But according to City of Raleigh Transit Administrator David Eatman, the Accessible Raleigh Transportation (ART) system is an effective service. ART documents show on-time rate of 93.6 – 97.7 percent for trips to the BISM facility since April.
“Are we on time one hundred percent of the time? No,” Eatman said. “But if you go anywhere in Raleigh 10 times, you’re not going to get there on time every time. This is always a problem in urban transportation.”
Of a total of 1904 trips for BISM employees, ART records a 97.70 percent on-time percentage for pick-up based on a 3:30 – 4:00 pick-up window, the ADA standard. Eatman says he received some complaints in April, when the transit system switched its software, but that those issues had been resolved.
“We went through a little rough period then,” he said. “But we feel like we’ve managed pretty well.”
He explained that there might be confusion based on the way the Transit Authority defines “on time.” The system allows for a half hour window of time, beginning when the employees clock out of work at 3:30. Under that definition, an employee could in theory wait until 4:00 for pick-up and still be counted as on time for ART statistics.
Ahumada argued that for many visually impaired and otherwise disabled people, the ART system is their main mode of transportation.
“When we tell people, these problems don’t seem that extreme,” she said. “But this is the way we get to work, to doctor’s appointments.”
Eatman says some employees may be adjusting to the shared ride system, which serves several riders, after becoming accustomed to a taxi service, which caters to individual riders. The ART offers both modes of transportation, but in order to keep costs down for a program largely funded by the city, the shared ride is used for popular destinations such as the BISM facility.
“It’s obviously a big change,” he said. “We realize that.”
Eatman met last week with Larry Overton, Operations Manager at BISM, to discuss transportation in light of BISM’s recent takeover of the former Raleigh Lions Clinic for the Blind operations and its move to a new location.
While the transit official says the meeting was intended to“open lines of communication,” Ahumada says that the problems persist, and took issue with riders being left out of the meeting.
“No one is addressing us about these problems,” she said, claiming that employees have been hung up on when they have called both the Transit Authority and the transportation provider, MV Transportation.

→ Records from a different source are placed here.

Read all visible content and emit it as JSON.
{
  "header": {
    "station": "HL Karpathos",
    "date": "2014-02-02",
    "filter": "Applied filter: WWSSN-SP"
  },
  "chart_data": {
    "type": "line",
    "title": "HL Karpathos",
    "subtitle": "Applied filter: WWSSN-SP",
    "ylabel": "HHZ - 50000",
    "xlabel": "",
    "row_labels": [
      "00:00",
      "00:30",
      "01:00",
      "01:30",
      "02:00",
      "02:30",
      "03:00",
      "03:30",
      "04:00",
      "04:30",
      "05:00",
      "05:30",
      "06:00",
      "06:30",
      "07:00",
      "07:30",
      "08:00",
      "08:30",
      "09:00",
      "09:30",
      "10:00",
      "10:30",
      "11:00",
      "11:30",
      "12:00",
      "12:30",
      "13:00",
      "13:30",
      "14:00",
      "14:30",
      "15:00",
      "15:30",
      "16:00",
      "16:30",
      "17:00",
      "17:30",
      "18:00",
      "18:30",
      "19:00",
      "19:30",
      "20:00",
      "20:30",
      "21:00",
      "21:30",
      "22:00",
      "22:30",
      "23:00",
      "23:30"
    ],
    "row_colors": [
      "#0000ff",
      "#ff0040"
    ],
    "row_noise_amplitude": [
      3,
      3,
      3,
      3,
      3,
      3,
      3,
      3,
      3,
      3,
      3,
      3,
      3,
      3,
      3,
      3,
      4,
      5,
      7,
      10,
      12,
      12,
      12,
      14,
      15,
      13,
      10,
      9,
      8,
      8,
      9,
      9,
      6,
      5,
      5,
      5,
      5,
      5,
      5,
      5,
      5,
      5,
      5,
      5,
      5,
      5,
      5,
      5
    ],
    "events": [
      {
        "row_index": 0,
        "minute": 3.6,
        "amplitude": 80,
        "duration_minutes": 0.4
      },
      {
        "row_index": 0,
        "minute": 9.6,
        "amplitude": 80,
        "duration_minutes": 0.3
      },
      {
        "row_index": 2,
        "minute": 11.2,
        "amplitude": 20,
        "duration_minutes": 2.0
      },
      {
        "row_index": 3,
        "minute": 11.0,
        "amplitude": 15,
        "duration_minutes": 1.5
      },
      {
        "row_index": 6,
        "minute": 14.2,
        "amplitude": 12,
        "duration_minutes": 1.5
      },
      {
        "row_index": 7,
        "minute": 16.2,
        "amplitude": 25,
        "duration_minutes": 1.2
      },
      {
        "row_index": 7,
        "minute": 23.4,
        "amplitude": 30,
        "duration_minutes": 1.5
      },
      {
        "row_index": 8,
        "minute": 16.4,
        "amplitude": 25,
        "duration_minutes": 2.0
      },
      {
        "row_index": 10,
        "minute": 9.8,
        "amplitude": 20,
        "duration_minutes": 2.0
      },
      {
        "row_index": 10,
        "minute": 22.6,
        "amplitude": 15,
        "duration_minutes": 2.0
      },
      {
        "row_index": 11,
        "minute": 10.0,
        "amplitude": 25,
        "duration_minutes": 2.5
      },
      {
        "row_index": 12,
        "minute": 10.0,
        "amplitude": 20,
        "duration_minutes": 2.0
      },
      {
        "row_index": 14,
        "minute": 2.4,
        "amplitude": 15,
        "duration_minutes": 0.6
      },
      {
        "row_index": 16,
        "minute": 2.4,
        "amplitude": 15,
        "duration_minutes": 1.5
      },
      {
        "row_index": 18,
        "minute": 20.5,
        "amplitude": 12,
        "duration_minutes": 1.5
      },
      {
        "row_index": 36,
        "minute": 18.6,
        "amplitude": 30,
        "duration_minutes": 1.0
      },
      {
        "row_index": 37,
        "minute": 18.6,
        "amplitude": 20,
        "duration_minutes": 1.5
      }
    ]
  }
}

Eatman maintains that he would be open to any requests to meet, but Ahumada says that no one will actually speak to the employees themselves.
“I can never get through,” she said.